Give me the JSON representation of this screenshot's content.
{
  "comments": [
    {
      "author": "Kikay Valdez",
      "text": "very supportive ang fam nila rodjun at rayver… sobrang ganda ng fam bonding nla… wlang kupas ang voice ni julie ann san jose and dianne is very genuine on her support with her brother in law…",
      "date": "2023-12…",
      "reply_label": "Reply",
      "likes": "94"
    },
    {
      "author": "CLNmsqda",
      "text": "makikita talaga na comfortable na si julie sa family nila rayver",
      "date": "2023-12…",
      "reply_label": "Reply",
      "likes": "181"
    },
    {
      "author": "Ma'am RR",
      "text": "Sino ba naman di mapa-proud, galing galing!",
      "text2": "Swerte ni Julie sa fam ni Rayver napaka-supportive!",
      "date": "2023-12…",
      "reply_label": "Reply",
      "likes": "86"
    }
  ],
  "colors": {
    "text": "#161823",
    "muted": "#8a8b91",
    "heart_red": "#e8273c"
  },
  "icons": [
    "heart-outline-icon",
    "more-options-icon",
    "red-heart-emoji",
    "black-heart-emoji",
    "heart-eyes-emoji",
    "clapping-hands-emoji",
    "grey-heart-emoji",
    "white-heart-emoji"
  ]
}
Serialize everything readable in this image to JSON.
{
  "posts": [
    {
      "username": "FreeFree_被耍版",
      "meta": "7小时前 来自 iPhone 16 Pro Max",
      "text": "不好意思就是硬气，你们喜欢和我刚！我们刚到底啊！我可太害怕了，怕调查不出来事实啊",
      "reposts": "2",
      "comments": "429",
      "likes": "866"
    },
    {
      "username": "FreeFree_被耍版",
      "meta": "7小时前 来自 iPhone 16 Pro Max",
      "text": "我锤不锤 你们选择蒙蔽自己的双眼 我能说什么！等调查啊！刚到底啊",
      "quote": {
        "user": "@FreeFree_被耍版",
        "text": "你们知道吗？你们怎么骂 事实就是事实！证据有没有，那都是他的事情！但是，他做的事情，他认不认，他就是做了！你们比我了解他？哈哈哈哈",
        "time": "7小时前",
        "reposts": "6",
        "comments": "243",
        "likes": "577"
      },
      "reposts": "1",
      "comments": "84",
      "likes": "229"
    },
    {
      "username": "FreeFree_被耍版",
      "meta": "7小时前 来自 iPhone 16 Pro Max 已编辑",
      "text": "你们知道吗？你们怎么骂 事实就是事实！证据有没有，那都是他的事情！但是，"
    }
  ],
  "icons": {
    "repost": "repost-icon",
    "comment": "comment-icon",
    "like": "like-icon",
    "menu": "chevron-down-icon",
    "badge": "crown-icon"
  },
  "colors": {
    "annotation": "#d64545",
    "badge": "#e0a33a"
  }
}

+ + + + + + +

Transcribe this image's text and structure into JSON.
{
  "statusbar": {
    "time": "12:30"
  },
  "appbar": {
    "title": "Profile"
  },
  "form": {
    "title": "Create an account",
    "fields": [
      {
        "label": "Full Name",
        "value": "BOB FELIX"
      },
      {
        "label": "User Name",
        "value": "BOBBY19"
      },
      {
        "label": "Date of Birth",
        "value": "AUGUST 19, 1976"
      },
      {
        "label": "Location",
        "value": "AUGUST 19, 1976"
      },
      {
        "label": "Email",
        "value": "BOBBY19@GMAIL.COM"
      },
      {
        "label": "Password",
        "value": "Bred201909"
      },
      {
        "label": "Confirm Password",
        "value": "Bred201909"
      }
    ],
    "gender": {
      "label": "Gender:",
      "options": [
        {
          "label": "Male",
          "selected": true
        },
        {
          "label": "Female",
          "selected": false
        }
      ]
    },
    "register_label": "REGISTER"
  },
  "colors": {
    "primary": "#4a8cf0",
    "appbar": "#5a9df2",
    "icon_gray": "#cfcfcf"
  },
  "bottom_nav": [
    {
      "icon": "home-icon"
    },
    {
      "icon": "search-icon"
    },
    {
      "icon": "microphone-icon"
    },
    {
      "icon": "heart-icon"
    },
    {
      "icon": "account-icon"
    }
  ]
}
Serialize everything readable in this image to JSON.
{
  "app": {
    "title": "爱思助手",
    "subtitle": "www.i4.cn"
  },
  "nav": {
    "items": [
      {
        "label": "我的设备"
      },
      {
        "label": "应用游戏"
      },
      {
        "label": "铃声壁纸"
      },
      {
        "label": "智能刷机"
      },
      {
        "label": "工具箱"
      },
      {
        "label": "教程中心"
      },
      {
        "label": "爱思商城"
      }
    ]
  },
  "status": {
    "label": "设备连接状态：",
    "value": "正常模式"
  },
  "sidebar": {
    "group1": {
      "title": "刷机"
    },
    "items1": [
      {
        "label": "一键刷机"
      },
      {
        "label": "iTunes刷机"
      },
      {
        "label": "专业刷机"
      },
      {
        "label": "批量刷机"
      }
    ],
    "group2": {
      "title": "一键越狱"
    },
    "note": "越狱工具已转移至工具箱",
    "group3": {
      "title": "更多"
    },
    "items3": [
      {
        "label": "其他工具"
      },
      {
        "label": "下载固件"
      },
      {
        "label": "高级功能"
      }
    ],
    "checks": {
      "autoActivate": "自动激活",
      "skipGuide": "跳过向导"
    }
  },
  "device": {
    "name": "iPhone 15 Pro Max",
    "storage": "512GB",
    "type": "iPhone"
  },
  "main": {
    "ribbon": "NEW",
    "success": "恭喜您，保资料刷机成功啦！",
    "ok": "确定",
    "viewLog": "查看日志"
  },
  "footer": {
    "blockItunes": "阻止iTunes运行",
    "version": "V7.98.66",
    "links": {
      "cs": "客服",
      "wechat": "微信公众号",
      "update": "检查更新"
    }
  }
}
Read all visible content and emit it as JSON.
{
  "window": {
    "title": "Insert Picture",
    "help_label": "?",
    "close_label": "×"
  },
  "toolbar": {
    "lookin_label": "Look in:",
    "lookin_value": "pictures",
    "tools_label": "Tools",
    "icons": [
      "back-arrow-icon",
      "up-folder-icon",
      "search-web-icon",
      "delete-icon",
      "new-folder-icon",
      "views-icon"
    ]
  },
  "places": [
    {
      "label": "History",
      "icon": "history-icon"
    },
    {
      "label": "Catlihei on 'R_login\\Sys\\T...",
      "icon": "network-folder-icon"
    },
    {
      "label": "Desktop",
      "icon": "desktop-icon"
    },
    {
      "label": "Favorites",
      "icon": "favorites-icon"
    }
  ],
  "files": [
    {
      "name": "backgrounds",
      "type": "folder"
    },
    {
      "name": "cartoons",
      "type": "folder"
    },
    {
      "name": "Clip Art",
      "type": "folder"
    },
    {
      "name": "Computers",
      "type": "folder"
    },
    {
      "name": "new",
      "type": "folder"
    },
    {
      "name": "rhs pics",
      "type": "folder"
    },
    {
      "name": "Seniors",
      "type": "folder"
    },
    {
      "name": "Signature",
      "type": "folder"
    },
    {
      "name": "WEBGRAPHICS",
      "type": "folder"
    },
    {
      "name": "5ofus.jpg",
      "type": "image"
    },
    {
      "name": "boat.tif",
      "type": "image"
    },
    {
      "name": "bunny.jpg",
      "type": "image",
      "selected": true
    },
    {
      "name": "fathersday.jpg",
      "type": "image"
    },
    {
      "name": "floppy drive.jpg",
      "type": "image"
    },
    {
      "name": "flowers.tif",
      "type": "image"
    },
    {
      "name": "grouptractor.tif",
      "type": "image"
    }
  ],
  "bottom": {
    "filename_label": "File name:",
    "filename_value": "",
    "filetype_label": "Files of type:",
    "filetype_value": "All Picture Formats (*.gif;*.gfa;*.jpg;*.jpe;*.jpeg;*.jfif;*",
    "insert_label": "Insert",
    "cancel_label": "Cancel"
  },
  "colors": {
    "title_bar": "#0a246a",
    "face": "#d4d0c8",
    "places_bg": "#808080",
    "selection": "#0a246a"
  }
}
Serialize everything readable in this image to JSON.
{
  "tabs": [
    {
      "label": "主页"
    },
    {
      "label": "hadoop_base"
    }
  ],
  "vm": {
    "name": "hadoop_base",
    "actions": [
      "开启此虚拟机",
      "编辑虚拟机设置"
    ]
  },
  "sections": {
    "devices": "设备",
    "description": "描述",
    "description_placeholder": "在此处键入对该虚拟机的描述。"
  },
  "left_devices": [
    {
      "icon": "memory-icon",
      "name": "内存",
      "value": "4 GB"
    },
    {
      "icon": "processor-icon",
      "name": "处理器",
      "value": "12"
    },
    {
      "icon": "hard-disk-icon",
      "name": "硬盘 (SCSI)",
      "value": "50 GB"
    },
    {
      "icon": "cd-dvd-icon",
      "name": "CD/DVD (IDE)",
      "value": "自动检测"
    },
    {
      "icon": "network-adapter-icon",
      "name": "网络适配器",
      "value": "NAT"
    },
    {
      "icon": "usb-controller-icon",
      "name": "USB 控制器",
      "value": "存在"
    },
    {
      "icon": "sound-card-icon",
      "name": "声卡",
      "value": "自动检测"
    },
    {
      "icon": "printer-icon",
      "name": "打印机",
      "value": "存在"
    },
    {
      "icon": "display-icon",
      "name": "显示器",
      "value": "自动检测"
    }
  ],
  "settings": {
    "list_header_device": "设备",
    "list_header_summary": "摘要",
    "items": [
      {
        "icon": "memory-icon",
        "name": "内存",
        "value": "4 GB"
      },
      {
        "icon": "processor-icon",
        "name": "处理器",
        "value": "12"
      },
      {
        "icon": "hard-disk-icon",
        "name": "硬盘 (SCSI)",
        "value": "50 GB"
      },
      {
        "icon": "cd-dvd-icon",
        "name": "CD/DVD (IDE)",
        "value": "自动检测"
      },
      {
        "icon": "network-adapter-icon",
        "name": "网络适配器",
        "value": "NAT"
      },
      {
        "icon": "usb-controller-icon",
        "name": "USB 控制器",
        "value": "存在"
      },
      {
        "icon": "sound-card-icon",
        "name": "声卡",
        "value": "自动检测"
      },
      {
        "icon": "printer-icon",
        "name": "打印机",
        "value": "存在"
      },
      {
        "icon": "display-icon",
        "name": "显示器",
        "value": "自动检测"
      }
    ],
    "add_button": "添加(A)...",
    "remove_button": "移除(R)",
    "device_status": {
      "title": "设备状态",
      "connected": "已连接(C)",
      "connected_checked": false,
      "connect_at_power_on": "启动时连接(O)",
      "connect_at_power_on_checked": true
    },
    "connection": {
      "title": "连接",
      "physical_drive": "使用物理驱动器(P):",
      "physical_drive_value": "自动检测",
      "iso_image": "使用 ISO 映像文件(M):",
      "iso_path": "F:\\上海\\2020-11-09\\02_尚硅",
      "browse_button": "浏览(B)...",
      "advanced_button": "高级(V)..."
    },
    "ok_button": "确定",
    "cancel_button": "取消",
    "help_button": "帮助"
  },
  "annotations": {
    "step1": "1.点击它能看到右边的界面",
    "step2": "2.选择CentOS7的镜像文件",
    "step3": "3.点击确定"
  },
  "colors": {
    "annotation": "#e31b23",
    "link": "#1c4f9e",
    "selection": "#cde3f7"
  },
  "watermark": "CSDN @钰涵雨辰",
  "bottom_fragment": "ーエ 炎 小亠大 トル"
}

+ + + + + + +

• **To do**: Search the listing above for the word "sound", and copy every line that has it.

• **Answer**:
      "icon": "sound-card-icon",
        "icon": "sound-card-icon",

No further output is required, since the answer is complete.